Why the Lottery is a Regressive Tax
As a means of raising funds, the lottery is a long-standing tradition in most states. State officials and licensed promoters have used the games to finance projects ranging from bridge repairs to a battery of guns for the city defense to a re-building project at Faneuil Hall in Boston. State governments are often compelled to enact lotteries because they need money for important services, and gambling is seen as inevitable so why not harness it? But there is a dark side to this reasoning, and it’s not just that people are going to gamble anyway. Lottery players are disproportionately poor, less educated, nonwhite and male. They tend to buy a single ticket, if they do play, and they play more often than other Americans. The lottery is a regressive tax, a hidden tax that hurts poor people more than rich ones.
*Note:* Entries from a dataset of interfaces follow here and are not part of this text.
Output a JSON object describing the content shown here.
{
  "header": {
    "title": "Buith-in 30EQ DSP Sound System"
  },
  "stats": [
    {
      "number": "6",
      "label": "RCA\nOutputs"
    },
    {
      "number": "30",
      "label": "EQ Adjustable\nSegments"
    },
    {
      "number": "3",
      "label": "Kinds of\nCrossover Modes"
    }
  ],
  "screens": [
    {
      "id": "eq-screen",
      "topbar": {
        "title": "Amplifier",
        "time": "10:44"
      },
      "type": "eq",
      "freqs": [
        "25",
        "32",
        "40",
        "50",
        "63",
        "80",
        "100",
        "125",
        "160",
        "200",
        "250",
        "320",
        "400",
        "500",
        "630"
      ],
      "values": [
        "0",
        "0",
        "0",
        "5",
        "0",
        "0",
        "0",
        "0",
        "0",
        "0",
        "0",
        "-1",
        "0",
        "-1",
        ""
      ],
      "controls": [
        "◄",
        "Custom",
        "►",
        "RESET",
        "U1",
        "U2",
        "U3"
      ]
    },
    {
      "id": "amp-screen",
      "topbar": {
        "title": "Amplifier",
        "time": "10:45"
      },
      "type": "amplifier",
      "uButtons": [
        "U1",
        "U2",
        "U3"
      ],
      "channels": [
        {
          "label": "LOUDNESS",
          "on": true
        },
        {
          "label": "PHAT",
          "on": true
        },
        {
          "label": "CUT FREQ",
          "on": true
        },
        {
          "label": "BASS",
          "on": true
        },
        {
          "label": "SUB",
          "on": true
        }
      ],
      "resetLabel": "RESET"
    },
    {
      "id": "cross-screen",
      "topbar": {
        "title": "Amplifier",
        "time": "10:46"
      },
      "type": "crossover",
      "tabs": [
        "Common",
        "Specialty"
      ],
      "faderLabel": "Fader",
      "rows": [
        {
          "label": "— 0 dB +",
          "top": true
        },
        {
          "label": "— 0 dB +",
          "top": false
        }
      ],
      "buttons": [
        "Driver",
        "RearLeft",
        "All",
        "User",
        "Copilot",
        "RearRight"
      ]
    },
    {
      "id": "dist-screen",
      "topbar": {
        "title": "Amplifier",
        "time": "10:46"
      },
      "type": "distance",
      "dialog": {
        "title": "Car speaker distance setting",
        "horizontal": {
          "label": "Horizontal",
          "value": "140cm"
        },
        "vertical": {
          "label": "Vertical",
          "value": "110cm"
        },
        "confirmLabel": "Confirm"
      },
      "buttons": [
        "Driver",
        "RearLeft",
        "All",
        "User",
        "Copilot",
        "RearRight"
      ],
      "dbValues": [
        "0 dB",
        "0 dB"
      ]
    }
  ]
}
One reason why lottery playing is regressive is that people in the bottom quintile of income don’t have much discretionary money. That means they’re less able to afford the entertainment value of a ticket, and so they spend a higher percentage of their incomes on them. They also have a harder time putting the winnings to good use because they don’t have the same access to opportunities to build wealth or start businesses.
But the truth is that lottery play is regressive for many reasons. People who win the lottery are largely irrational, and they do spend a high percentage of their incomes on tickets. That’s why it’s important to understand how they make those decisions, so we can help them do better.